So, off we went on the Subway/train to find our way to COST-CO.  Passing Tokyo Disneyland on the way did not even live up to the expectations we had of COST-CO.  Once off the train, we had to walk about 2 miles, in the very cold wind, but it was worth it.  There in front of us was one of the Grandest COST-CO's we have ever seen.  Three stories high with escalators that carry your cart to the top floor.  Now, if you have ever thought COST-CO was busy in the states, do not ever venture to one on a Sunday in Japan.  It was fun none-the-less to see all the same products sold in the states, same packaging and everything.  Kirtland toilet paper and massive containers of fabric softener were found in almost every cart that passes us.  And of course, more Japanese products as well.  A lot of sauces and the tiniest steaks I have ever seen.  The take home pizza's were different with corn and seafood toppings.  I would love a few comments comparing some of these prices to what the same items run for in the states:

Pampers diapers  4,120 yen for 240 diapers
clamshell of Blueberries:  898 yen
Large Cost-co  pizza: 1,200 yen
small container of strawberries:  1,200 yen

So, at the end of the shopping venture, we walked away only spending 17,400 yen (I will only tell you the conversion is 76 yen to the dollar right now!)

The best part of the trip had to be the samples and food court.  I have never seen such orderly lines for samples.  None of this walking up and crowding in to get a sample.  You make a neat, orderly line (sometimes 20 people long) for a sample of chicken nuggets, noodles, coffee or bread.  What a hoot!!  Below is a great picture of Tom standing in line to fix a hot dog.  A very orderly line to add your onions, relish, ketchup and mustard.  Of course, as most of you know, the presentation of food is very important in Japan, and that includes piling on the sauerkraut on your hot dog at the Cost-Co food court area.  These were gourmet hot dogs when all is said and done.

We were thrilled with our purchase of a case of soymilk, gloves, juice and a couple of items for meals.
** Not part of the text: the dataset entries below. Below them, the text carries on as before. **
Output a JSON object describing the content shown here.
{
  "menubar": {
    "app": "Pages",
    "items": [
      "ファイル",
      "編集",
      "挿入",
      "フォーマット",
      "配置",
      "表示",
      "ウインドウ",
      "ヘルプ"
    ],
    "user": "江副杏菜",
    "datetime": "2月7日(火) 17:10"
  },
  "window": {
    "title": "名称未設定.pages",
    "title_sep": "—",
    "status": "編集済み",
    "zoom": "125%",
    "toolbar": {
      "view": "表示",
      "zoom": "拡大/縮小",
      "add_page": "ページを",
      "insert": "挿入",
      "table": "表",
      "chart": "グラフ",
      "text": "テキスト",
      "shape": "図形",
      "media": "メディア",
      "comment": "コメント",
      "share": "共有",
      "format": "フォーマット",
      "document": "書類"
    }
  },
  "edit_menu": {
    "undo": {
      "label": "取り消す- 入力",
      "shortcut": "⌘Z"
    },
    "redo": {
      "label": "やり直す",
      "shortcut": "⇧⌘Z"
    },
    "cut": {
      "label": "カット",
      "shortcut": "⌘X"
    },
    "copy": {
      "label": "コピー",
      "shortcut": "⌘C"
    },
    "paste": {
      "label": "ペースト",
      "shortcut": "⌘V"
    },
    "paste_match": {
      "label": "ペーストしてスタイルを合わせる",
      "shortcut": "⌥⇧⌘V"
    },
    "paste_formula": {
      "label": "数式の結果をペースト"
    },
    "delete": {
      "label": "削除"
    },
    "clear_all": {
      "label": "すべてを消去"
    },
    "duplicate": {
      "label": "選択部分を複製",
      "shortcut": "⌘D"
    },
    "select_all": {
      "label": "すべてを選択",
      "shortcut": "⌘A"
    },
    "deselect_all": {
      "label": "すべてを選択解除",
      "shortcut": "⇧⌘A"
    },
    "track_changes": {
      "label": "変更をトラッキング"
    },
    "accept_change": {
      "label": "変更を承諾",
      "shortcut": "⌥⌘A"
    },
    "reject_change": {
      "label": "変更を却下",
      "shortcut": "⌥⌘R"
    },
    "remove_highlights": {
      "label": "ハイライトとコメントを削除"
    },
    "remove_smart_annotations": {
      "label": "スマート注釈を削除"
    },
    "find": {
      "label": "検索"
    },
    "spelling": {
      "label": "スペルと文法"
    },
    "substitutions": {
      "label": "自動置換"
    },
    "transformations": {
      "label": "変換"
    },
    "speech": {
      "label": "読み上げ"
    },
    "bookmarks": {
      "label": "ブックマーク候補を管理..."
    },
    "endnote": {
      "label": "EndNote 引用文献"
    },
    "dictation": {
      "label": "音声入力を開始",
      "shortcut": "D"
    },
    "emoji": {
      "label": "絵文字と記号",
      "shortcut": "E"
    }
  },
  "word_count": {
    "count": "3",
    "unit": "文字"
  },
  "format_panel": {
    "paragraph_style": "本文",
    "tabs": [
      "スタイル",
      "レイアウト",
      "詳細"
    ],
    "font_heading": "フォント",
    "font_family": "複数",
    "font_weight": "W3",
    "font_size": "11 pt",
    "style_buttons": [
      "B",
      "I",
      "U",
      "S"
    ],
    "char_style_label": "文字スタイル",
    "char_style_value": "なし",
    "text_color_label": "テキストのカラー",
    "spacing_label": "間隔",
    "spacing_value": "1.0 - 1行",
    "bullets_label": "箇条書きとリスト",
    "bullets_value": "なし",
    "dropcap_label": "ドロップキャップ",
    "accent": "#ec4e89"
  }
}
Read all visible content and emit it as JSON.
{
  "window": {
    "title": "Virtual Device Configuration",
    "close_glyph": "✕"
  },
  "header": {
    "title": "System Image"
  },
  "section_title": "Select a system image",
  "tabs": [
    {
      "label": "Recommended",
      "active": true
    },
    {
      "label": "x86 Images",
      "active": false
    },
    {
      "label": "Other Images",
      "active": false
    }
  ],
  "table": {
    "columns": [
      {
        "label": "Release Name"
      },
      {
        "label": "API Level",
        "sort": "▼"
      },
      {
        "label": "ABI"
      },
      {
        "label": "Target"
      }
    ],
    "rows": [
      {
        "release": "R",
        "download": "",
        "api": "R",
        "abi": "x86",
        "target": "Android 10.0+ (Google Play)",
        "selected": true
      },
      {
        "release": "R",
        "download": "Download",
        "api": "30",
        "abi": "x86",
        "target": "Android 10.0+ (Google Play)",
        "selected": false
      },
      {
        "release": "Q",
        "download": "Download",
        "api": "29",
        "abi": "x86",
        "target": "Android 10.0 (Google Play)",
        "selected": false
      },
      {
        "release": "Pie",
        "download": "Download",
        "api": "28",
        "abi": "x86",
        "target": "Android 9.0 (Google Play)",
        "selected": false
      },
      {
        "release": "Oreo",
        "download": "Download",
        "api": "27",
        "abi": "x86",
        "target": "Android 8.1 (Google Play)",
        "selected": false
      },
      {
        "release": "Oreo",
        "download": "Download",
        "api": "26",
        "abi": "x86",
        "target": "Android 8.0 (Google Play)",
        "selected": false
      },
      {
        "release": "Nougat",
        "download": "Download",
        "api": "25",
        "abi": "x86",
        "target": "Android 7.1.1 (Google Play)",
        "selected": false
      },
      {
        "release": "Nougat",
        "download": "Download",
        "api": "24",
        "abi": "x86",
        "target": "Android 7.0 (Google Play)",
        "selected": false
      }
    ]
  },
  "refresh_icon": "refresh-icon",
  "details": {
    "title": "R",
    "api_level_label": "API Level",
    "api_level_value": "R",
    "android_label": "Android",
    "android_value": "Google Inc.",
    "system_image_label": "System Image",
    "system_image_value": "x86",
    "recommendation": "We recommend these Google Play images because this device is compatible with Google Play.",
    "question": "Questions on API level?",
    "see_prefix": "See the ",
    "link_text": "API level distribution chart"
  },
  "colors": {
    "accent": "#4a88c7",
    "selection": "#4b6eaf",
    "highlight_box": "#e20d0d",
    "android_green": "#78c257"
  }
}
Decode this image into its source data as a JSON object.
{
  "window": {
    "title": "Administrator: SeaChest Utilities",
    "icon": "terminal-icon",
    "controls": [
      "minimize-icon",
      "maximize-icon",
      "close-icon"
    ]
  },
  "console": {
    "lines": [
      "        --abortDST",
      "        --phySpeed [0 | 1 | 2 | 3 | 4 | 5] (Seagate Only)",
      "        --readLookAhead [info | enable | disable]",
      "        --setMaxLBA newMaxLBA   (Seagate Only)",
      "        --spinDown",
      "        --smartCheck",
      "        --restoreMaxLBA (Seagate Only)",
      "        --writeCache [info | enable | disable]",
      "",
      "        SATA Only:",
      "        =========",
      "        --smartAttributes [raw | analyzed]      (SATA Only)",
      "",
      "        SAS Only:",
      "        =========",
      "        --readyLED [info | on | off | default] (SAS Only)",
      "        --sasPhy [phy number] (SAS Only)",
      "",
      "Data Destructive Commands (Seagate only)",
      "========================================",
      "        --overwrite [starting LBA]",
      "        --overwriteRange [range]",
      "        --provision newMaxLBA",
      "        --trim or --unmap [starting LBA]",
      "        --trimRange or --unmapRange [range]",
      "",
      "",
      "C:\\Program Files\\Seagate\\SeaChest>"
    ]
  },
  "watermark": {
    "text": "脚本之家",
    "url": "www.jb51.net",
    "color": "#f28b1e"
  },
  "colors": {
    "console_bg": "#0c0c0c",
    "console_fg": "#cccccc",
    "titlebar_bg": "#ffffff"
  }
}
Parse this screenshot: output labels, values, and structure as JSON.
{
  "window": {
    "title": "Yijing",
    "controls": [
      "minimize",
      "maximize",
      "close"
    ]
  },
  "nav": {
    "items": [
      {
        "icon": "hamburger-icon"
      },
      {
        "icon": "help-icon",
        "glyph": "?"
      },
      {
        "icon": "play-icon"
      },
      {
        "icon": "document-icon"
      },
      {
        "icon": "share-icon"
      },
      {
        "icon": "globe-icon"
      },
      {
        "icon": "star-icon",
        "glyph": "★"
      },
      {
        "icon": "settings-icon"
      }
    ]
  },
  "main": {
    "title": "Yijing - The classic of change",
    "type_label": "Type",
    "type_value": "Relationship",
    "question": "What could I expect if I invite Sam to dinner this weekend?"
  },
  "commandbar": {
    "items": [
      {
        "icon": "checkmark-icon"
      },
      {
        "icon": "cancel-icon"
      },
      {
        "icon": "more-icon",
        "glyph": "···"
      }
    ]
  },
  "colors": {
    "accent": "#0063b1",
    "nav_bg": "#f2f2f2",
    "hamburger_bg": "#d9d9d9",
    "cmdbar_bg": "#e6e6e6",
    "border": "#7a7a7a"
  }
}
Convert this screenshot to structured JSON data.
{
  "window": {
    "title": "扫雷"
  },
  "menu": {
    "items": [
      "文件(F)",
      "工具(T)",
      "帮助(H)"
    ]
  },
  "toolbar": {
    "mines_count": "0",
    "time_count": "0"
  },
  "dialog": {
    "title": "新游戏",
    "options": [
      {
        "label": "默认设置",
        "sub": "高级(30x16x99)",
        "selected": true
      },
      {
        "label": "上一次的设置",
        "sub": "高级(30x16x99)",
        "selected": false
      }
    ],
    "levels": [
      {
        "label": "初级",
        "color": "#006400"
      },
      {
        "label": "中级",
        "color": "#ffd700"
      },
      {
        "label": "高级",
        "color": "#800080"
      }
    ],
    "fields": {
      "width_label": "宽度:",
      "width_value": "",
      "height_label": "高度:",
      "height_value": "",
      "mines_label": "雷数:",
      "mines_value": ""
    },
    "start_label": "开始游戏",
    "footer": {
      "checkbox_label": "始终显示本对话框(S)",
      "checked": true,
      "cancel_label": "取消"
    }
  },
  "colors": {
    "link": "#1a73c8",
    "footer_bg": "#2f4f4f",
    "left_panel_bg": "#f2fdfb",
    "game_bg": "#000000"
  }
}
We even found Evan a new book for Christmas as they have an entire section of English children's books.  Just not any movies that will play on our DVD player.  I am sure Cost-Co will continue to be a part of the Peasley's lively hood for quite sometime.

So, week three has been eventful with Tom starting work, a new VPN to enjoy American television shows on the computer, Tom officially being retired from the AF on 01 December 2011, 2 earthquakes, a building fire alarm and a pet rabbit sighting.  Oh yes, we also saw a snow monkey doing tricks today.  Years ago when we lived at Japan, Tom reported to security forces that he had seen a snow monkey on base.  He has now witnessed two snow monkeys in his life, one on a fence and one doing tricks.   I've never been a fan of animals that entertain, so I will exit the soapbox before I even step foot on it.

View from our front door of downtown Roppongi
Christmas cakes, a Japanese tradition that the Peasley family will be immediately "diving into."  This tradition only costs 2,990 yen to indulge in. 
Have a grand week of advent as we celebrate this beautiful Christmas season from a different part of the world.   Check in next week for our next update.